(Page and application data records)
---

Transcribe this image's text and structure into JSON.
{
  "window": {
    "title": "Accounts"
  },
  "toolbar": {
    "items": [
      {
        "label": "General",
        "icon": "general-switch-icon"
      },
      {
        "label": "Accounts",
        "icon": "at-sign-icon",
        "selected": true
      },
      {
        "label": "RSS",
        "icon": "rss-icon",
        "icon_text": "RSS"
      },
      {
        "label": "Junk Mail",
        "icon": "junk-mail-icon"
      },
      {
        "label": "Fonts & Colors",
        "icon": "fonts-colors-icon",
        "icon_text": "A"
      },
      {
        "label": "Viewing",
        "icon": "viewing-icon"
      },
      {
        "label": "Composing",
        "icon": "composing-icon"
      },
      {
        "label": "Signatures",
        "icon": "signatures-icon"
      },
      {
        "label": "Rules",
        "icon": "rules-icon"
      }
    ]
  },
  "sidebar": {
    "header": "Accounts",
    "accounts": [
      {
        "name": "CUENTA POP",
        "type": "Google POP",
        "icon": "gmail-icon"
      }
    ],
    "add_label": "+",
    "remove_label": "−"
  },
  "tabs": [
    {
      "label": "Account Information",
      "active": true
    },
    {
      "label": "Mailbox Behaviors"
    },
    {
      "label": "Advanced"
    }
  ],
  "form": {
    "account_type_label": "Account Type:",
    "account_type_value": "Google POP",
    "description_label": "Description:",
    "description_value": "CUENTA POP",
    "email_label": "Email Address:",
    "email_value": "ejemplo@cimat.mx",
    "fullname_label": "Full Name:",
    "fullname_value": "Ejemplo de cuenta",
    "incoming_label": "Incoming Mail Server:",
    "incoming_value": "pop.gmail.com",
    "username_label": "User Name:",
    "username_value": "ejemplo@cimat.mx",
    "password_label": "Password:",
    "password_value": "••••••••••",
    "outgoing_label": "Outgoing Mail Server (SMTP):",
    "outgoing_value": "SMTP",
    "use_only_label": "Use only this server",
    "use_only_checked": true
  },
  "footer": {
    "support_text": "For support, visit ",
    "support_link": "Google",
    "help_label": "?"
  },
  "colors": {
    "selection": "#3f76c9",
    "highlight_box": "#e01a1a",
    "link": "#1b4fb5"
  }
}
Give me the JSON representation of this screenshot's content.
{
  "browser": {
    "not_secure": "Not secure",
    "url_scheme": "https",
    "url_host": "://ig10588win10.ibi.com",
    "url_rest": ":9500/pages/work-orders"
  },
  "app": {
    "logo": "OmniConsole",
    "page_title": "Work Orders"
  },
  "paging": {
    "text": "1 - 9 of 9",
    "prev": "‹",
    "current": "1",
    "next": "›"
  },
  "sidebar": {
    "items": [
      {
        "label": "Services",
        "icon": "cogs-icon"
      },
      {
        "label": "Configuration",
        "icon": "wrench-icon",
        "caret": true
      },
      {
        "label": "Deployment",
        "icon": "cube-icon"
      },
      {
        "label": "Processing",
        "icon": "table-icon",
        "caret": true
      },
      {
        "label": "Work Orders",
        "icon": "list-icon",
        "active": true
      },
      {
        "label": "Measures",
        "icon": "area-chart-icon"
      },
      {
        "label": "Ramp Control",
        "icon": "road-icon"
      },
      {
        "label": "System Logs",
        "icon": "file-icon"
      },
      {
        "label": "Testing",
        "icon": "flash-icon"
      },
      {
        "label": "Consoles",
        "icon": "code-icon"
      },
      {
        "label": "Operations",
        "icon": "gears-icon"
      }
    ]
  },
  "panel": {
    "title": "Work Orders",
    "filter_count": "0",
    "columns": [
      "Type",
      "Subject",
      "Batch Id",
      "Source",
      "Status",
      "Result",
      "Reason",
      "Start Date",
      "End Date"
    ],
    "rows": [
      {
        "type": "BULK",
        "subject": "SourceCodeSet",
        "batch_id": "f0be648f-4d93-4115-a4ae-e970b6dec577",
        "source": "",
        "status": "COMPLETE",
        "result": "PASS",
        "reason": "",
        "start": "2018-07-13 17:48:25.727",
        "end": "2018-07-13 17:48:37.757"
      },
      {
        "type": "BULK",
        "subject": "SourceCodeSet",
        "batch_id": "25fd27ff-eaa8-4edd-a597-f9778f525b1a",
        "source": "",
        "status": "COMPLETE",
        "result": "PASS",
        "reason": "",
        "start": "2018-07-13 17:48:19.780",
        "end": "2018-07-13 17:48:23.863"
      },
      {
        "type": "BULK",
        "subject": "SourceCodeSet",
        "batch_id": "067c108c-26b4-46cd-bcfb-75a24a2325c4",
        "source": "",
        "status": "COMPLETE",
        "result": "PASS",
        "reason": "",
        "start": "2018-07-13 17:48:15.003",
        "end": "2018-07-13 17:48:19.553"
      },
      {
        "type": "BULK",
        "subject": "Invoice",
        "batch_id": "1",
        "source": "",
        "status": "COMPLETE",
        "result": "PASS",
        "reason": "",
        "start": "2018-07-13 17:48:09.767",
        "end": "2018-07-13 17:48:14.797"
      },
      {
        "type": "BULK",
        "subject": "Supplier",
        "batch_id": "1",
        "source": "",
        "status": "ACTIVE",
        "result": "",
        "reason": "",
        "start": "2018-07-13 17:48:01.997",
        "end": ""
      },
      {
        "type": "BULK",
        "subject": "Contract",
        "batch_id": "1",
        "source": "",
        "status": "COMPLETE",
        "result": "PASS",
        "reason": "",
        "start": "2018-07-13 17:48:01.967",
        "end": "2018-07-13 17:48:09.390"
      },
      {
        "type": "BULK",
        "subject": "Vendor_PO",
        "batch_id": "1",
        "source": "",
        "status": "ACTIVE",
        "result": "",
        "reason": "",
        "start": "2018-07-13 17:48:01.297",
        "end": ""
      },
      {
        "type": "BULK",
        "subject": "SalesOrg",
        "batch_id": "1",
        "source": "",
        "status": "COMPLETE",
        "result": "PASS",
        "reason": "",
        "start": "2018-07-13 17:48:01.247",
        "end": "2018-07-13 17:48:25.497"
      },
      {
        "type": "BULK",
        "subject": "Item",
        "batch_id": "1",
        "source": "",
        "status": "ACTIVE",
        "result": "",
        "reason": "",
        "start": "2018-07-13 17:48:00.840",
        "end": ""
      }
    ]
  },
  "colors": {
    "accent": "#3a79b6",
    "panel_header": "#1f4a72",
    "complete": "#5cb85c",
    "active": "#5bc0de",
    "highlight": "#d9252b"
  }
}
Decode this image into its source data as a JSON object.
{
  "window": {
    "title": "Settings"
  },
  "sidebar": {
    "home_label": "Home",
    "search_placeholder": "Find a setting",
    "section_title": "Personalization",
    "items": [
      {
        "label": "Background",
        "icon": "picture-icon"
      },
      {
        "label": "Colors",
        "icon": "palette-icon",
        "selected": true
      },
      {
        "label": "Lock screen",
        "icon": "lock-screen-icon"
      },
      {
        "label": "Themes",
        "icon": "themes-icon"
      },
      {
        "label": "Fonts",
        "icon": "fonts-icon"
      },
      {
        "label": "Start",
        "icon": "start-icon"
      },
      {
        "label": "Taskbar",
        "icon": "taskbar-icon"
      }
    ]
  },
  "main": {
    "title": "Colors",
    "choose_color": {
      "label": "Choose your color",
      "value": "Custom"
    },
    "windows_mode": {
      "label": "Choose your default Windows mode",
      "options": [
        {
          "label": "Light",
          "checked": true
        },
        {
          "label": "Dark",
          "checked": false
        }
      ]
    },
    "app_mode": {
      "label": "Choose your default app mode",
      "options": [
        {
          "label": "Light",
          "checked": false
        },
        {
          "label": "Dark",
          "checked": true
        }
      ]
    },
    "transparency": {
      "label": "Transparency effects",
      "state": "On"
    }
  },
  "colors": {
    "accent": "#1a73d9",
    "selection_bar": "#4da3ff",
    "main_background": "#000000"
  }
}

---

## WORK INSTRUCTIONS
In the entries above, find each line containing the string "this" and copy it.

## TASK SOLUTION
Transcribe this image's text and structure into JSON.
    "use_only_label": "Use only this server",
Give me the JSON representation of this screenshot's content.
Decode this image into its source data as a JSON object.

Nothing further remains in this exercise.